    Detroit (17th), and Toronto (16th). Cleveland is 20th, and they have a guy I’m really high on in Mike Clevenger (3.30 era, .208 batt avg allowed, 121 Ks in 106 ip). He was back in AAA a few months ago and they seem to be jerking him around a little? He’ll be 27 this year. I think the Reds could get him for the right deal?

    • WVRedlegs

      Yeah, no. Not a bad choice, though. He has a nice K rate, but a bad BB rate.
      Watch Clevenger have a great post season. It is just that Clevenger is set to be the Tribe’s #3 starter next year. Trevor Bauer is on a one year deal and will hit the free agent lottery this winter. Cleveland won’t be able to keep him. Issues with Danny Salazar’s arm and elbow keep creeping up.
      But I think you are on the right track though. The better trade partners this winter might be the teams entering the rebuild phase and the teams with weak farm systems that need an infusion of youth. The Reds have youth.
      That was too bad about the Tigers Fulmer needing surgery on his elbow.
      Neon arrows are pointing towards Toronto !!!

    • vegastypo

      Thanks for that link. Unless other teams are wary of Iglesias’ injury history, I like that option very much also.

  12. WVRedlegs

    Last night on the pre-game show Jim Day had a great, great interview with Joey Votto. I have never heard Joey Votto open up like that. I hope they replay it tonight or very soon. I’d like to see it again.

  13. Timmy RedLeg

    I think I am in the trade Iglesias club. If they had plans to transition him back to a starter, I would not feel that way. I just think we could get a lot for him, and have a better than average chance of either signing or developing an adequate closer. Just my opinion.???

    • Shchi Cossack

      I heard an interview with the old long-time Dayton journalist a couple days ago. He seemed convinced that Iggy was going to get another shot at starting. That was the forst and only report I’ve heard about Iggy possibly starting again since he went to the bullpen. I don’t know how much validity his report held, but it certainly piqued my interest.

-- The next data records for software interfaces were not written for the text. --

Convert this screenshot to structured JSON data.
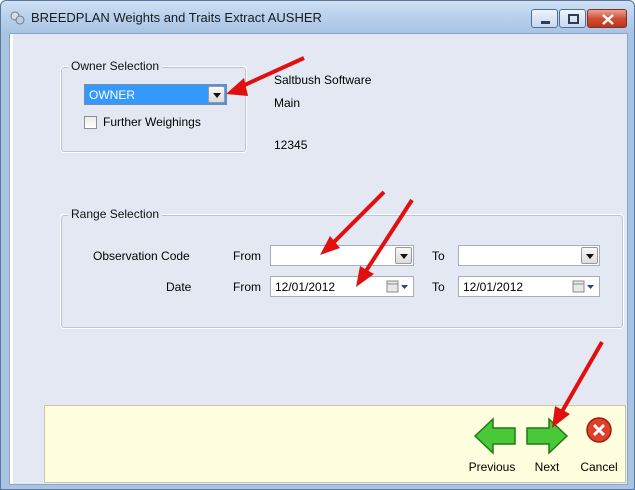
{
  "window": {
    "title": "BREEDPLAN Weights and Traits Extract AUSHER",
    "controls": [
      "minimize-icon",
      "maximize-icon",
      "close-icon"
    ]
  },
  "owner_selection": {
    "legend": "Owner Selection",
    "combo_value": "OWNER",
    "further_weighings_label": "Further Weighings",
    "further_weighings_checked": false
  },
  "owner_info": {
    "line1": "Saltbush Software",
    "line2": "Main",
    "line3": "12345"
  },
  "range_selection": {
    "legend": "Range Selection",
    "observation_code_label": "Observation Code",
    "date_label": "Date",
    "from_label": "From",
    "to_label": "To",
    "obs_from_value": "",
    "obs_to_value": "",
    "date_from_value": "12/01/2012",
    "date_to_value": "12/01/2012"
  },
  "wizard": {
    "previous_label": "Previous",
    "next_label": "Next",
    "cancel_label": "Cancel"
  },
  "colors": {
    "annotation_arrow": "#e01010",
    "selection_blue": "#3399ff",
    "wizard_panel": "#ffffe0",
    "nav_arrow_green": "#3bbf2a"
  }
}
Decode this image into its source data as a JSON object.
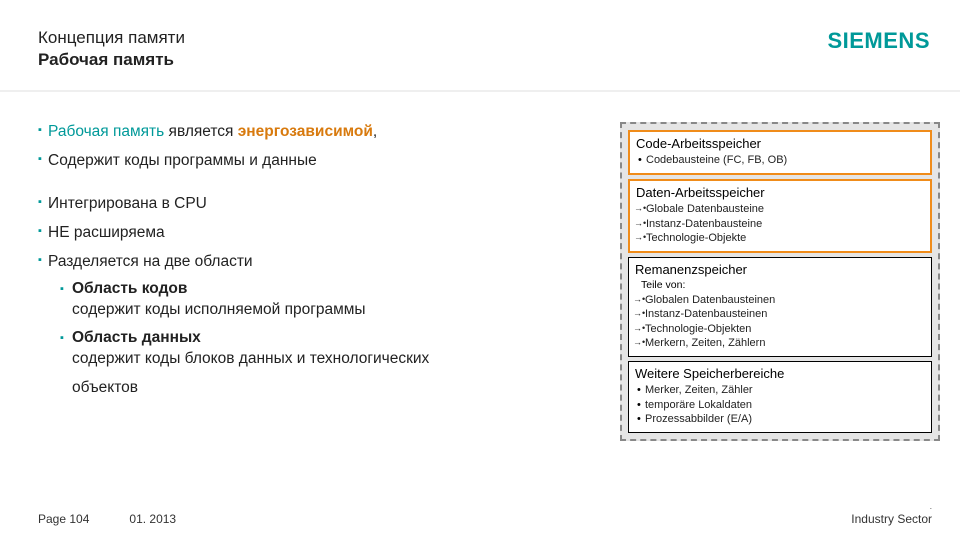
{
  "header": {
    "supertitle": "Концепция памяти",
    "title": "Рабочая память",
    "logo": "SIEMENS"
  },
  "bullets": {
    "b1": {
      "pre": "Рабочая память",
      "mid": " является ",
      "em": "энергозависимой",
      "post": ","
    },
    "b2": "Содержит коды программы и данные",
    "b3": "Интегрирована в CPU",
    "b4": "НЕ расширяема",
    "b5": "Разделяется на две области",
    "s1t": "Область кодов",
    "s1d": "содержит коды исполняемой программы",
    "s2t": "Область данных",
    "s2d": "содержит коды блоков данных и технологических",
    "s2d2": "объектов"
  },
  "diagram": {
    "box1": {
      "title": "Code-Arbeitsspeicher",
      "items": [
        "Codebausteine (FC, FB, OB)"
      ]
    },
    "box2": {
      "title": "Daten-Arbeitsspeicher",
      "items": [
        "Globale Datenbausteine",
        "Instanz-Datenbausteine",
        "Technologie-Objekte"
      ]
    },
    "box3": {
      "title": "Remanenzspeicher",
      "sub": "Teile von:",
      "items": [
        "Globalen Datenbausteinen",
        "Instanz-Datenbausteinen",
        "Technologie-Objekten",
        "Merkern, Zeiten, Zählern"
      ]
    },
    "box4": {
      "title": "Weitere Speicherbereiche",
      "items": [
        "Merker, Zeiten, Zähler",
        "temporäre Lokaldaten",
        "Prozessabbilder (E/A)"
      ]
    }
  },
  "footer": {
    "page": "Page 104",
    "date": "01. 2013",
    "sector": "Industry Sector"
  }
}
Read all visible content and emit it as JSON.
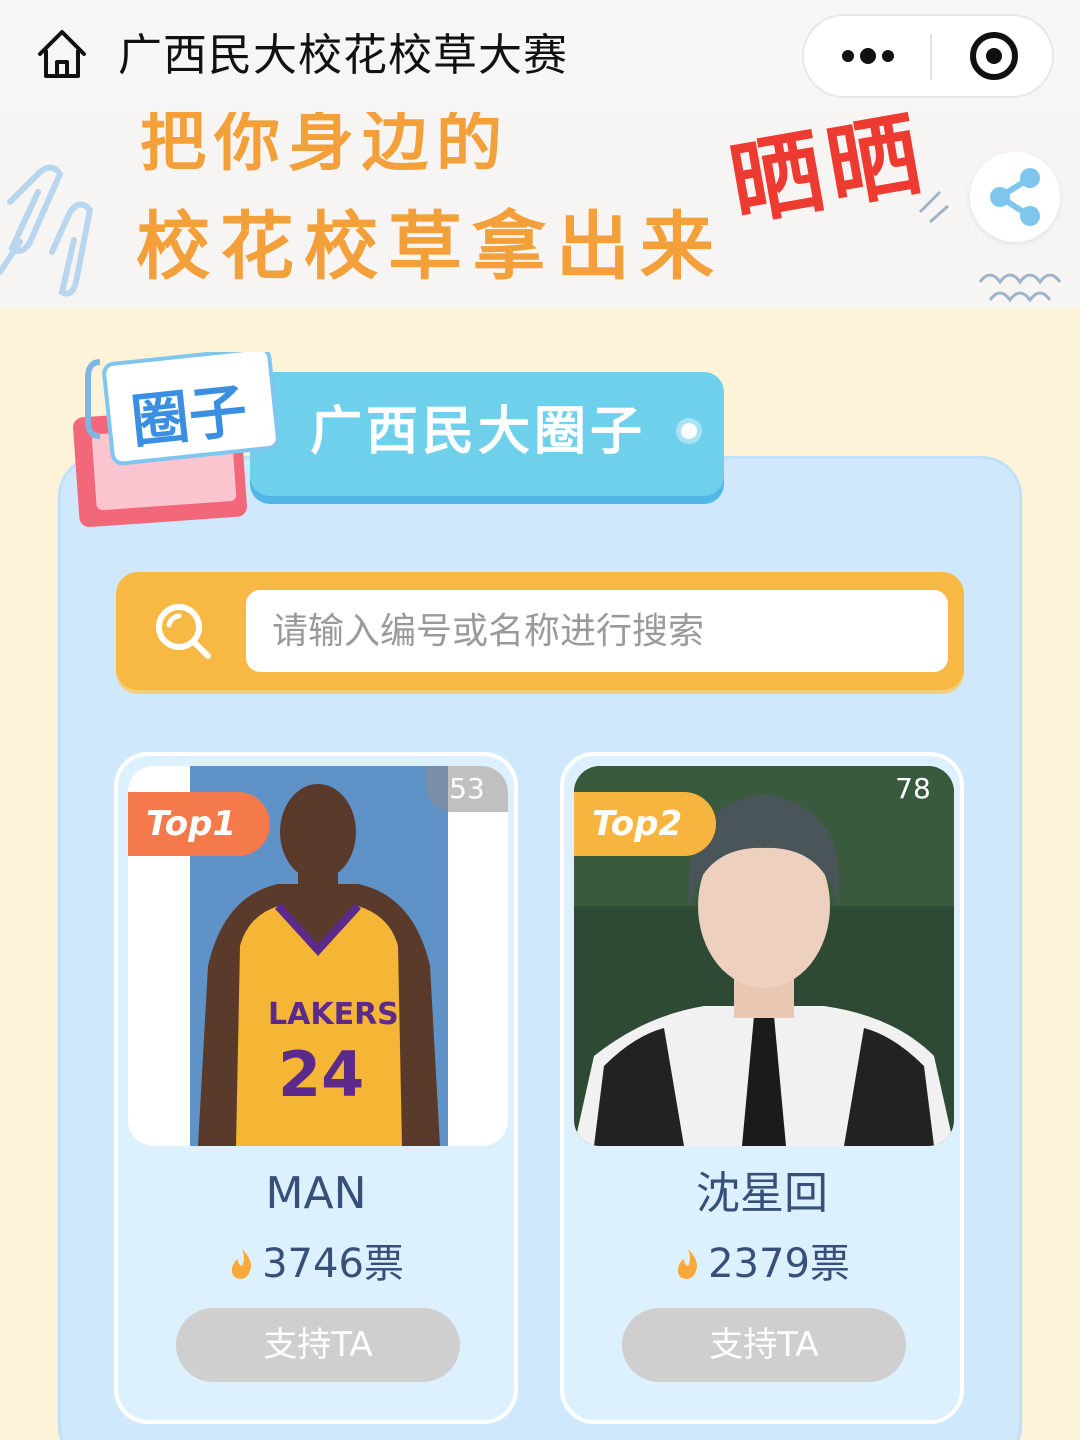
{
  "header": {
    "title": "广西民大校花校草大赛",
    "home_icon": "home-icon",
    "more_icon": "more-dots-icon",
    "close_icon": "target-close-icon"
  },
  "banner": {
    "line1": "把你身边的",
    "line2": "校花校草拿出来",
    "highlight": "晒晒",
    "share_icon": "share-icon"
  },
  "circle": {
    "badge_text": "圈子",
    "title": "广西民大圈子"
  },
  "search": {
    "placeholder": "请输入编号或名称进行搜索",
    "value": ""
  },
  "contestants": [
    {
      "rank": "Top1",
      "number": "53",
      "name": "MAN",
      "votes": "3746票",
      "button": "支持TA"
    },
    {
      "rank": "Top2",
      "number": "78",
      "name": "沈星回",
      "votes": "2379票",
      "button": "支持TA"
    }
  ],
  "colors": {
    "banner_orange": "#f3a03a",
    "banner_red": "#ee3b31",
    "panel_blue": "#cfe8fb",
    "header_cyan": "#6fd0ec",
    "search_yellow": "#f7b944",
    "top1": "#f47a4c",
    "top2": "#f7b53f"
  }
}
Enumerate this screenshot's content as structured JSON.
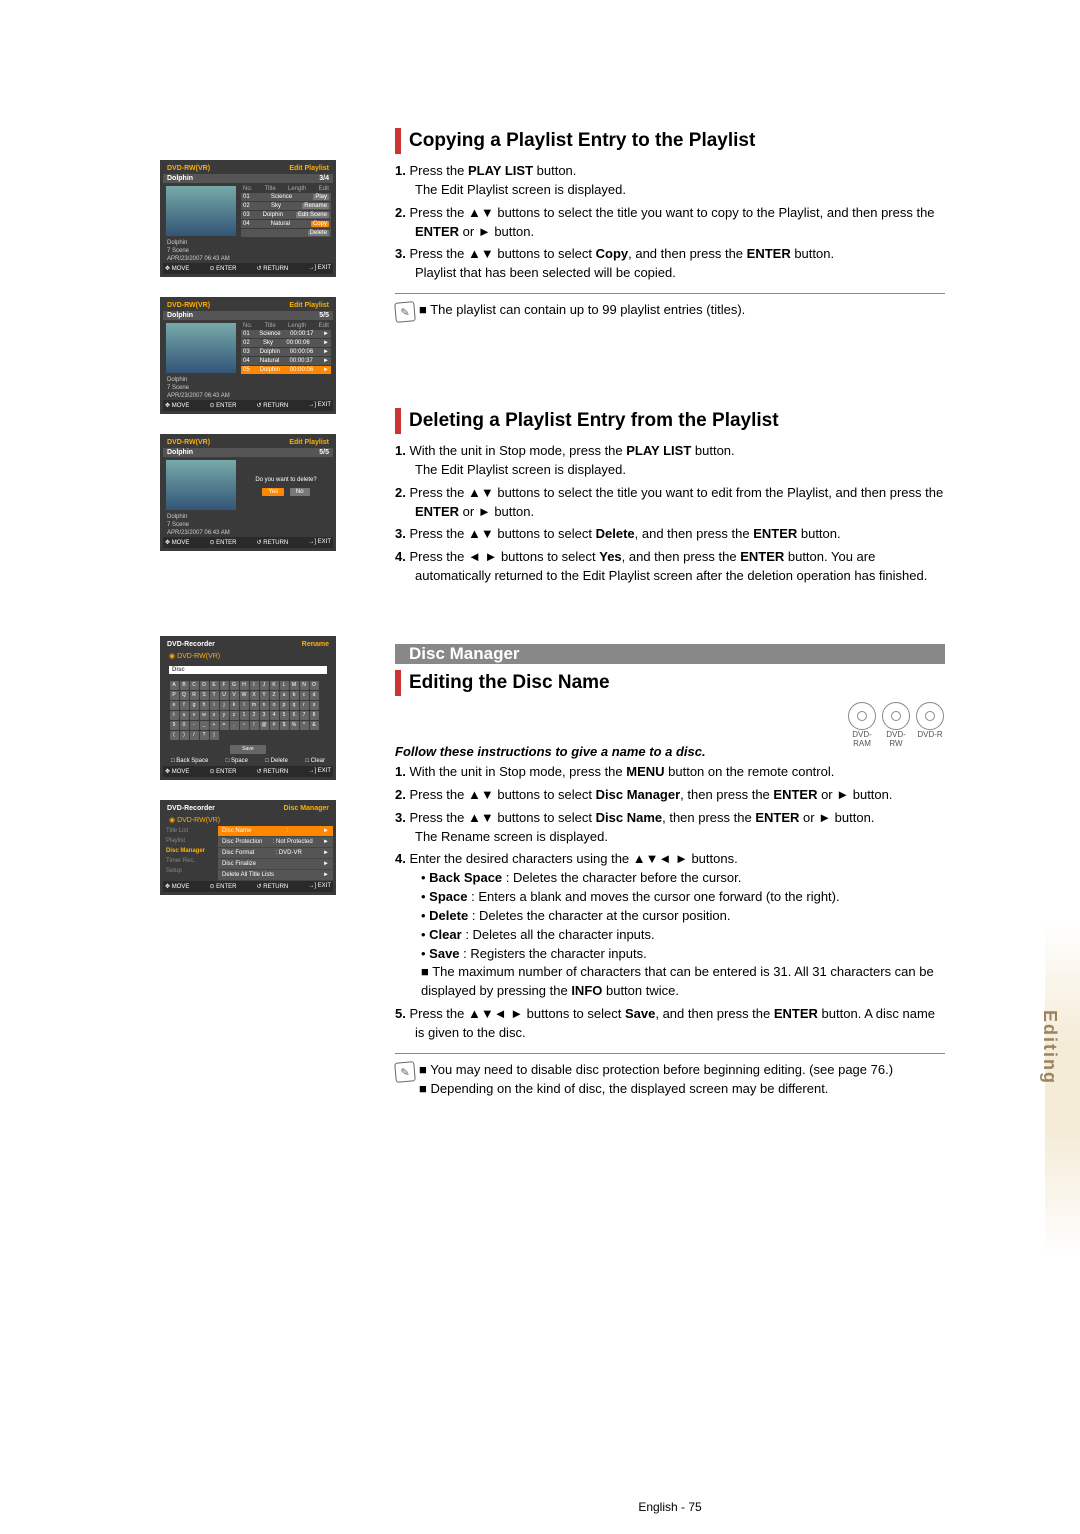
{
  "osd1": {
    "device": "DVD-RW(VR)",
    "mode": "Edit Playlist",
    "name": "Dolphin",
    "counter": "3/4",
    "cols": [
      "No.",
      "Title",
      "Length",
      "Edit"
    ],
    "rows": [
      {
        "no": "01",
        "title": "Science",
        "edit": "Play"
      },
      {
        "no": "02",
        "title": "Sky",
        "edit": "Rename"
      },
      {
        "no": "03",
        "title": "Dolphin",
        "edit": "Edit Scene"
      },
      {
        "no": "04",
        "title": "Natural",
        "edit": "Copy"
      },
      {
        "no": "",
        "title": "",
        "edit": "Delete"
      }
    ],
    "meta": [
      "Dolphin",
      "7 Scene",
      "APR/23/2007 06:43 AM"
    ],
    "ftr": [
      "MOVE",
      "ENTER",
      "RETURN",
      "EXIT"
    ]
  },
  "osd2": {
    "device": "DVD-RW(VR)",
    "mode": "Edit Playlist",
    "name": "Dolphin",
    "counter": "5/5",
    "cols": [
      "No.",
      "Title",
      "Length",
      "Edit"
    ],
    "rows": [
      {
        "no": "01",
        "title": "Science",
        "len": "00:00:17"
      },
      {
        "no": "02",
        "title": "Sky",
        "len": "00:00:06"
      },
      {
        "no": "03",
        "title": "Dolphin",
        "len": "00:00:06"
      },
      {
        "no": "04",
        "title": "Natural",
        "len": "00:00:37"
      },
      {
        "no": "05",
        "title": "Dolphin",
        "len": "00:00:06"
      }
    ],
    "meta": [
      "Dolphin",
      "7 Scene",
      "APR/23/2007 06:43 AM"
    ],
    "ftr": [
      "MOVE",
      "ENTER",
      "RETURN",
      "EXIT"
    ]
  },
  "osd3": {
    "device": "DVD-RW(VR)",
    "mode": "Edit Playlist",
    "name": "Dolphin",
    "counter": "5/5",
    "prompt": "Do you want to delete?",
    "yes": "Yes",
    "no": "No",
    "meta": [
      "Dolphin",
      "7 Scene",
      "APR/23/2007 06:43 AM"
    ],
    "ftr": [
      "MOVE",
      "ENTER",
      "RETURN",
      "EXIT"
    ]
  },
  "kbd": {
    "title": "DVD-Recorder",
    "mode": "Rename",
    "dvd": "DVD-RW(VR)",
    "label": "Disc",
    "keys4": [
      "Back Space",
      "Space",
      "Delete",
      "Clear"
    ],
    "save": "Save",
    "ftr": [
      "MOVE",
      "ENTER",
      "RETURN",
      "EXIT"
    ]
  },
  "dm": {
    "title": "DVD-Recorder",
    "mode": "Disc Manager",
    "dvd": "DVD-RW(VR)",
    "side": [
      "Title List",
      "Playlist",
      "Disc Manager",
      "Timer Rec.",
      "Setup"
    ],
    "rows": [
      {
        "l": "Disc Name",
        "r": ":"
      },
      {
        "l": "Disc Protection",
        "r": ": Not Protected"
      },
      {
        "l": "Disc Format",
        "r": ": DVD-VR"
      },
      {
        "l": "Disc Finalize",
        "r": ""
      },
      {
        "l": "Delete All Title Lists",
        "r": ""
      }
    ],
    "ftr": [
      "MOVE",
      "ENTER",
      "RETURN",
      "EXIT"
    ]
  },
  "sec1": {
    "title": "Copying a Playlist Entry to the Playlist",
    "s1a": "1. ",
    "s1b": "Press the ",
    "s1c": "PLAY LIST",
    "s1d": " button.",
    "s1e": "The Edit Playlist screen is displayed.",
    "s2a": "2. ",
    "s2b": "Press the ▲▼ buttons to select the title you want to copy to the Playlist, and then press the ",
    "s2c": "ENTER",
    "s2d": " or ► button.",
    "s3a": "3. ",
    "s3b": "Press the ▲▼ buttons to select ",
    "s3c": "Copy",
    "s3d": ", and then press the ",
    "s3e": "ENTER",
    "s3f": " button.",
    "s3g": "Playlist that has been selected will be copied.",
    "note": "The playlist can contain up to 99 playlist entries (titles)."
  },
  "sec2": {
    "title": "Deleting a Playlist Entry from the Playlist",
    "s1a": "1. ",
    "s1b": "With the unit in Stop mode, press the ",
    "s1c": "PLAY LIST",
    "s1d": " button.",
    "s1e": "The Edit Playlist screen is displayed.",
    "s2a": "2. ",
    "s2b": "Press the ▲▼ buttons to select the title you want to edit from the Playlist, and then press the ",
    "s2c": "ENTER",
    "s2d": " or ► button.",
    "s3a": "3. ",
    "s3b": "Press the ▲▼ buttons to select ",
    "s3c": "Delete",
    "s3d": ", and then press the ",
    "s3e": "ENTER",
    "s3f": " button.",
    "s4a": "4. ",
    "s4b": "Press the ◄ ► buttons to select ",
    "s4c": "Yes",
    "s4d": ", and then press the ",
    "s4e": "ENTER",
    "s4f": " button. You are automatically returned to the Edit Playlist screen after the deletion operation has finished."
  },
  "banner": "Disc Manager",
  "sec3": {
    "title": "Editing the Disc Name",
    "discs": [
      "DVD-RAM",
      "DVD-RW",
      "DVD-R"
    ],
    "lead": "Follow these instructions to give a name to a disc.",
    "s1a": "1. ",
    "s1b": "With the unit in Stop mode, press the ",
    "s1c": "MENU",
    "s1d": " button on the remote control.",
    "s2a": "2. ",
    "s2b": "Press the ▲▼ buttons to select ",
    "s2c": "Disc Manager",
    "s2d": ", then press the ",
    "s2e": "ENTER",
    "s2f": " or ► button.",
    "s3a": "3. ",
    "s3b": "Press the ▲▼ buttons to select ",
    "s3c": "Disc Name",
    "s3d": ", then press the ",
    "s3e": "ENTER",
    "s3f": " or ► button.",
    "s3g": "The Rename screen is displayed.",
    "s4a": "4. ",
    "s4b": "Enter the desired characters using the ▲▼◄ ► buttons.",
    "b1a": "Back Space",
    "b1b": " : Deletes the character before the cursor.",
    "b2a": "Space",
    "b2b": " : Enters a blank and moves the cursor one forward (to the right).",
    "b3a": "Delete",
    "b3b": " : Deletes the character at the cursor position.",
    "b4a": "Clear",
    "b4b": " : Deletes all the character inputs.",
    "b5a": "Save",
    "b5b": " : Registers the character inputs.",
    "b6": "■ The maximum number of characters that can be entered is 31. All 31 characters can be displayed by pressing the ",
    "b6b": "INFO",
    "b6c": " button twice.",
    "s5a": "5. ",
    "s5b": "Press the ▲▼◄ ► buttons to select ",
    "s5c": "Save",
    "s5d": ", and then press the ",
    "s5e": "ENTER",
    "s5f": " button. A disc name is given to the disc.",
    "n1": "You may need to disable disc protection before beginning editing. (see page 76.)",
    "n2": "Depending on the kind of disc, the displayed screen may be different."
  },
  "sidetab": "Editing",
  "pgno": "English - 75"
}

      • Da bear

        If true that has to be music to any Reds fans’ ears. A two ace staff led by Iglesias and Castillo matches the 2012 pitching staff led by Cueto and Latos. Mahle can be just as good or better than 2012 Homer, while Romano and Bob Stevenson or Reed/Garrett/Peralta or especially Lorenzen could match or exceed Arroyo and Leake.

        Those who don’t make starter status can provide long or closer relief.

  14. bouwills

    I enjoyed reading the mlbtraderumor article about Reds 3 needs. I only see one need for the Reds. They need to decide. Compete in 2018 or not. Don’t straddle the fence. If they’re not going to keep Cozart, they’ll probably be out of it by the time the rotation is established, the bullpen is set up, & Senzel arrives. 1 more year of committed rebuild is ok with me. Keep all the young prospects, shop Iglesias, Gennett, & Hamilton to restock the farm with some top prospects & invest on the scouting, coaching, & minor league systems. Concentrate on the 2018 draft. Then in 2019 emerge with a young rotation, bullpen, & lineup in place.